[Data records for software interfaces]
────────────────────────────────────────

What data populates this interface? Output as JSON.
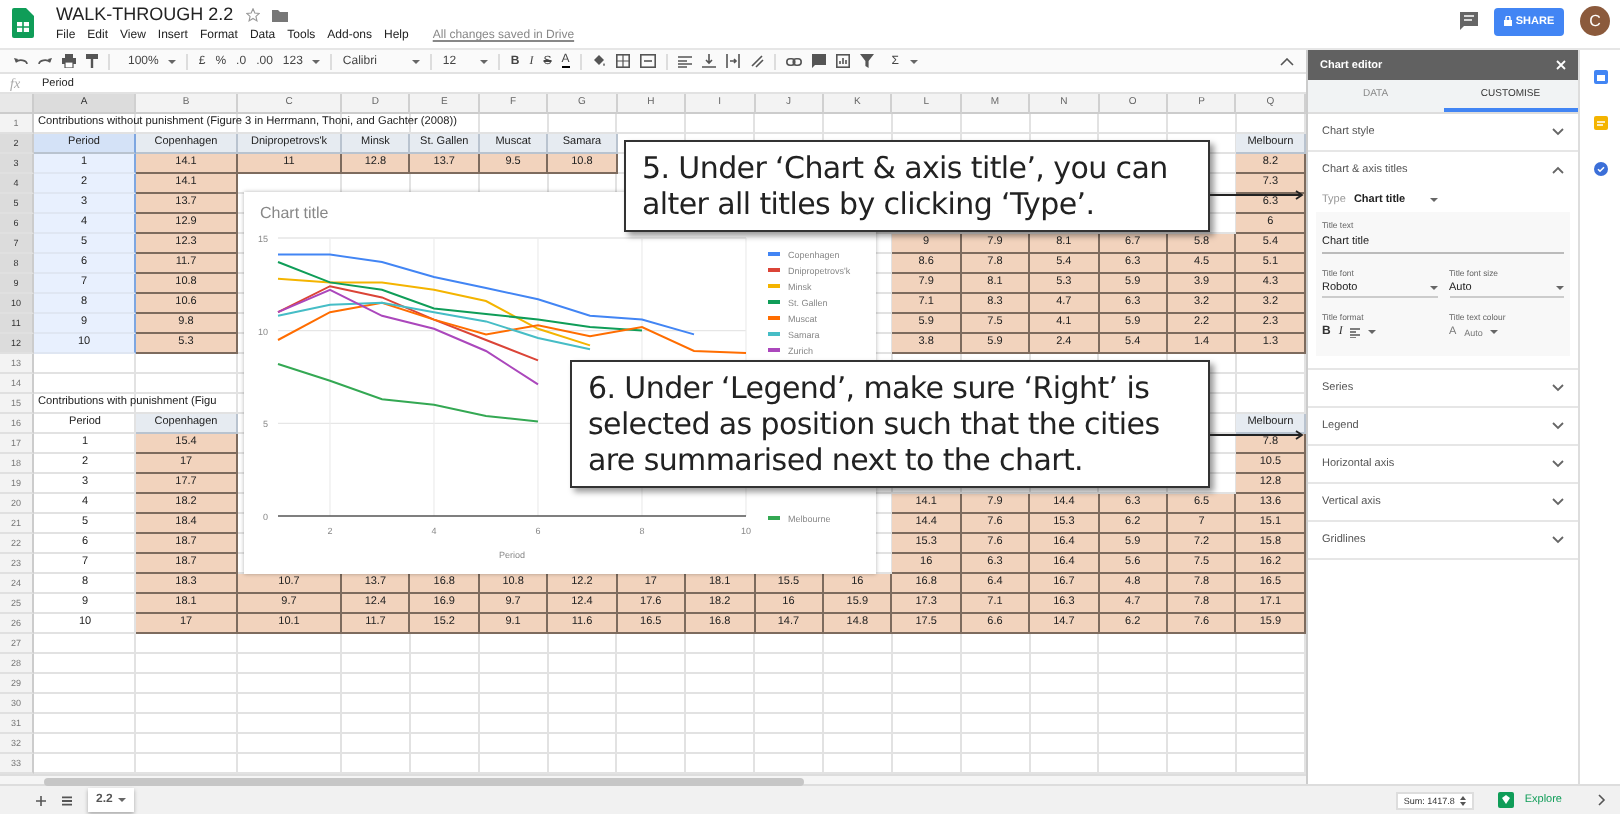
{
  "header": {
    "title": "WALK-THROUGH 2.2",
    "menu": [
      "File",
      "Edit",
      "View",
      "Insert",
      "Format",
      "Data",
      "Tools",
      "Add-ons",
      "Help"
    ],
    "save_status": "All changes saved in Drive",
    "share": "SHARE",
    "avatar_letter": "C"
  },
  "toolbar": {
    "zoom": "100%",
    "number_formats": [
      "£",
      "%",
      ".0",
      ".00",
      "123"
    ],
    "font": "Calibri",
    "font_size": "12",
    "text_styles": [
      "B",
      "I",
      "S",
      "A"
    ],
    "functions": "Σ"
  },
  "formula_bar": {
    "label": "fx",
    "value": "Period"
  },
  "sheet": {
    "columns": [
      {
        "letter": "A",
        "selected": true
      },
      {
        "letter": "B",
        "selected": false
      },
      {
        "letter": "C",
        "selected": false
      },
      {
        "letter": "D",
        "selected": false
      },
      {
        "letter": "E",
        "selected": false
      },
      {
        "letter": "F",
        "selected": false
      },
      {
        "letter": "G",
        "selected": false
      },
      {
        "letter": "H",
        "selected": false
      },
      {
        "letter": "I",
        "selected": false
      },
      {
        "letter": "J",
        "selected": false
      },
      {
        "letter": "K",
        "selected": false
      },
      {
        "letter": "L",
        "selected": false
      },
      {
        "letter": "M",
        "selected": false
      },
      {
        "letter": "N",
        "selected": false
      },
      {
        "letter": "O",
        "selected": false
      },
      {
        "letter": "P",
        "selected": false
      },
      {
        "letter": "Q",
        "selected": false
      }
    ],
    "rows": [
      {
        "number": "1",
        "kind": "title",
        "selected": false,
        "cells": [
          "Contributions without punishment (Figure 3 in Herrmann, Thoni, and Gachter (2008))"
        ]
      },
      {
        "number": "2",
        "kind": "header",
        "selected": true,
        "cells": [
          "Period",
          "Copenhagen",
          "Dnipropetrovs'k",
          "Minsk",
          "St. Gallen",
          "Muscat",
          "Samara",
          null,
          null,
          null,
          null,
          null,
          null,
          null,
          null,
          null,
          "Melbourn"
        ]
      },
      {
        "number": "3",
        "kind": "data",
        "selected": true,
        "cells": [
          "1",
          "14.1",
          "11",
          "12.8",
          "13.7",
          "9.5",
          "10.8",
          null,
          null,
          null,
          null,
          null,
          null,
          null,
          null,
          null,
          "8.2"
        ]
      },
      {
        "number": "4",
        "kind": "data",
        "selected": true,
        "cells": [
          "2",
          "14.1",
          null,
          null,
          null,
          null,
          null,
          null,
          null,
          null,
          null,
          null,
          null,
          null,
          null,
          null,
          "7.3"
        ]
      },
      {
        "number": "5",
        "kind": "data",
        "selected": true,
        "cells": [
          "3",
          "13.7",
          null,
          null,
          null,
          null,
          null,
          null,
          null,
          null,
          null,
          null,
          null,
          null,
          null,
          null,
          "6.3"
        ]
      },
      {
        "number": "6",
        "kind": "data",
        "selected": true,
        "cells": [
          "4",
          "12.9",
          null,
          null,
          null,
          null,
          null,
          null,
          null,
          null,
          null,
          null,
          null,
          null,
          null,
          null,
          "6"
        ]
      },
      {
        "number": "7",
        "kind": "data",
        "selected": true,
        "cells": [
          "5",
          "12.3",
          null,
          null,
          null,
          null,
          null,
          null,
          null,
          null,
          null,
          "9",
          "7.9",
          "8.1",
          "6.7",
          "5.8",
          "5.4"
        ]
      },
      {
        "number": "8",
        "kind": "data",
        "selected": true,
        "cells": [
          "6",
          "11.7",
          null,
          null,
          null,
          null,
          null,
          null,
          null,
          null,
          null,
          "8.6",
          "7.8",
          "5.4",
          "6.3",
          "4.5",
          "5.1"
        ]
      },
      {
        "number": "9",
        "kind": "data",
        "selected": true,
        "cells": [
          "7",
          "10.8",
          null,
          null,
          null,
          null,
          null,
          null,
          null,
          null,
          null,
          "7.9",
          "8.1",
          "5.3",
          "5.9",
          "3.9",
          "4.3"
        ]
      },
      {
        "number": "10",
        "kind": "data",
        "selected": true,
        "cells": [
          "8",
          "10.6",
          null,
          null,
          null,
          null,
          null,
          null,
          null,
          null,
          null,
          "7.1",
          "8.3",
          "4.7",
          "6.3",
          "3.2",
          "3.2"
        ]
      },
      {
        "number": "11",
        "kind": "data",
        "selected": true,
        "cells": [
          "9",
          "9.8",
          null,
          null,
          null,
          null,
          null,
          null,
          null,
          null,
          null,
          "5.9",
          "7.5",
          "4.1",
          "5.9",
          "2.2",
          "2.3"
        ]
      },
      {
        "number": "12",
        "kind": "data",
        "selected": true,
        "cells": [
          "10",
          "5.3",
          null,
          null,
          null,
          null,
          null,
          null,
          null,
          null,
          null,
          "3.8",
          "5.9",
          "2.4",
          "5.4",
          "1.4",
          "1.3"
        ]
      },
      {
        "number": "13",
        "kind": "blank",
        "selected": false
      },
      {
        "number": "14",
        "kind": "blank",
        "selected": false
      },
      {
        "number": "15",
        "kind": "title",
        "selected": false,
        "cells": [
          "Contributions with punishment (Figu"
        ]
      },
      {
        "number": "16",
        "kind": "header",
        "selected": false,
        "cells": [
          "Period",
          "Copenhagen",
          null,
          null,
          null,
          null,
          null,
          null,
          null,
          null,
          null,
          null,
          null,
          null,
          null,
          null,
          "Melbourn"
        ]
      },
      {
        "number": "17",
        "kind": "data",
        "selected": false,
        "cells": [
          "1",
          "15.4",
          null,
          null,
          null,
          null,
          null,
          null,
          null,
          null,
          null,
          null,
          null,
          null,
          null,
          null,
          "7.8"
        ]
      },
      {
        "number": "18",
        "kind": "data",
        "selected": false,
        "cells": [
          "2",
          "17",
          null,
          null,
          null,
          null,
          null,
          null,
          null,
          null,
          null,
          null,
          null,
          null,
          null,
          null,
          "10.5"
        ]
      },
      {
        "number": "19",
        "kind": "data",
        "selected": false,
        "cells": [
          "3",
          "17.7",
          null,
          null,
          null,
          null,
          null,
          null,
          null,
          null,
          null,
          null,
          null,
          null,
          null,
          null,
          "12.8"
        ]
      },
      {
        "number": "20",
        "kind": "data",
        "selected": false,
        "cells": [
          "4",
          "18.2",
          null,
          null,
          null,
          null,
          null,
          null,
          null,
          null,
          null,
          "14.1",
          "7.9",
          "14.4",
          "6.3",
          "6.5",
          "13.6"
        ]
      },
      {
        "number": "21",
        "kind": "data",
        "selected": false,
        "cells": [
          "5",
          "18.4",
          null,
          null,
          null,
          null,
          null,
          null,
          null,
          null,
          null,
          "14.4",
          "7.6",
          "15.3",
          "6.2",
          "7",
          "15.1"
        ]
      },
      {
        "number": "22",
        "kind": "data",
        "selected": false,
        "cells": [
          "6",
          "18.7",
          null,
          null,
          null,
          null,
          null,
          null,
          null,
          null,
          null,
          "15.3",
          "7.6",
          "16.4",
          "5.9",
          "7.2",
          "15.8"
        ]
      },
      {
        "number": "23",
        "kind": "data",
        "selected": false,
        "cells": [
          "7",
          "18.7",
          null,
          null,
          null,
          null,
          null,
          null,
          null,
          null,
          null,
          "16",
          "6.3",
          "16.4",
          "5.6",
          "7.5",
          "16.2"
        ]
      },
      {
        "number": "24",
        "kind": "data",
        "selected": false,
        "cells": [
          "8",
          "18.3",
          "10.7",
          "13.7",
          "16.8",
          "10.8",
          "12.2",
          "17",
          "18.1",
          "15.5",
          "16",
          "16.8",
          "6.4",
          "16.7",
          "4.8",
          "7.8",
          "16.5"
        ]
      },
      {
        "number": "25",
        "kind": "data",
        "selected": false,
        "cells": [
          "9",
          "18.1",
          "9.7",
          "12.4",
          "16.9",
          "9.7",
          "12.4",
          "17.6",
          "18.2",
          "16",
          "15.9",
          "17.3",
          "7.1",
          "16.3",
          "4.7",
          "7.8",
          "17.1"
        ]
      },
      {
        "number": "26",
        "kind": "data",
        "selected": false,
        "cells": [
          "10",
          "17",
          "10.1",
          "11.7",
          "15.2",
          "9.1",
          "11.6",
          "16.5",
          "16.8",
          "14.7",
          "14.8",
          "17.5",
          "6.6",
          "14.7",
          "6.2",
          "7.6",
          "15.9"
        ]
      },
      {
        "number": "27",
        "kind": "blank",
        "selected": false
      },
      {
        "number": "28",
        "kind": "blank",
        "selected": false
      },
      {
        "number": "29",
        "kind": "blank",
        "selected": false
      },
      {
        "number": "30",
        "kind": "blank",
        "selected": false
      },
      {
        "number": "31",
        "kind": "blank",
        "selected": false
      },
      {
        "number": "32",
        "kind": "blank",
        "selected": false
      },
      {
        "number": "33",
        "kind": "blank",
        "selected": false
      }
    ]
  },
  "chart": {
    "chart_data": {
      "type": "line",
      "title": "Chart title",
      "xlabel": "Period",
      "x": [
        1,
        2,
        3,
        4,
        5,
        6,
        7,
        8,
        9,
        10
      ],
      "xlim": [
        1,
        10
      ],
      "ylim": [
        0,
        15
      ],
      "xticks": [
        2,
        4,
        6,
        8,
        10
      ],
      "yticks": [
        0,
        5,
        10,
        15
      ],
      "grid": true,
      "legend": true,
      "series": [
        {
          "name": "Copenhagen",
          "color": "#4285f4",
          "values": [
            14.1,
            14.1,
            13.7,
            12.9,
            12.3,
            11.7,
            10.8,
            10.6,
            9.8,
            null
          ]
        },
        {
          "name": "Dnipropetrovs'k",
          "color": "#db4437",
          "values": [
            11,
            12.4,
            11.8,
            10.6,
            9.5,
            8.4,
            null,
            null,
            null,
            null
          ]
        },
        {
          "name": "Minsk",
          "color": "#f4b400",
          "values": [
            12.8,
            12.6,
            12.6,
            12.2,
            11.6,
            10.1,
            9.2,
            null,
            null,
            null
          ]
        },
        {
          "name": "St. Gallen",
          "color": "#0f9d58",
          "values": [
            13.7,
            12.6,
            12.2,
            11.2,
            10.9,
            10.6,
            10.2,
            10,
            null,
            null
          ]
        },
        {
          "name": "Muscat",
          "color": "#ff6d00",
          "values": [
            9.5,
            11,
            11.5,
            10.6,
            9.8,
            10.3,
            9.7,
            10.2,
            8.9,
            8.8
          ]
        },
        {
          "name": "Samara",
          "color": "#46bdc6",
          "values": [
            10.8,
            11.4,
            11.5,
            11,
            10.5,
            9.6,
            9,
            null,
            null,
            null
          ]
        },
        {
          "name": "Zurich",
          "color": "#ab47bc",
          "values": [
            11,
            12.2,
            10.8,
            10.1,
            8.9,
            7.1,
            null,
            null,
            null,
            null
          ]
        },
        {
          "name": "Melbourne",
          "color": "#34a853",
          "values": [
            8.2,
            7.3,
            6.3,
            6,
            5.4,
            5.1,
            null,
            null,
            null,
            null
          ]
        }
      ]
    }
  },
  "callouts": [
    {
      "text": "5. Under ‘Chart & axis title’, you can alter all titles by clicking ‘Type’."
    },
    {
      "text": "6. Under ‘Legend’, make sure ‘Right’ is selected as position such that the cities are summarised next to the chart."
    }
  ],
  "chart_editor": {
    "title": "Chart editor",
    "tabs": [
      {
        "label": "DATA",
        "selected": false
      },
      {
        "label": "CUSTOMISE",
        "selected": true
      }
    ],
    "sections": [
      {
        "title": "Chart style",
        "expanded": false
      },
      {
        "title": "Chart & axis titles",
        "expanded": true,
        "body": {
          "type_label": "Type",
          "type_value": "Chart title",
          "text_label": "Title text",
          "text_value": "Chart title",
          "font_label": "Title font",
          "font_value": "Roboto",
          "size_label": "Title font size",
          "size_value": "Auto",
          "format_label": "Title format",
          "format_buttons": [
            "B",
            "I"
          ],
          "colour_label": "Title text colour",
          "colour_letter": "A",
          "colour_value": "Auto"
        }
      },
      {
        "title": "Series",
        "expanded": false
      },
      {
        "title": "Legend",
        "expanded": false
      },
      {
        "title": "Horizontal axis",
        "expanded": false
      },
      {
        "title": "Vertical axis",
        "expanded": false
      },
      {
        "title": "Gridlines",
        "expanded": false
      }
    ]
  },
  "bottom_bar": {
    "sheets": [
      {
        "name": "2.2",
        "selected": true
      }
    ],
    "sum": "Sum: 1417.8",
    "explore": "Explore"
  }
}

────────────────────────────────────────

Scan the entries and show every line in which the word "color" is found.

§ **RESPONSE**:
          "color": "#4285f4",
          "color": "#db4437",
          "color": "#f4b400",
          "color": "#0f9d58",
          "color": "#ff6d00",
          "color": "#46bdc6",
          "color": "#ab47bc",
          "color": "#34a853",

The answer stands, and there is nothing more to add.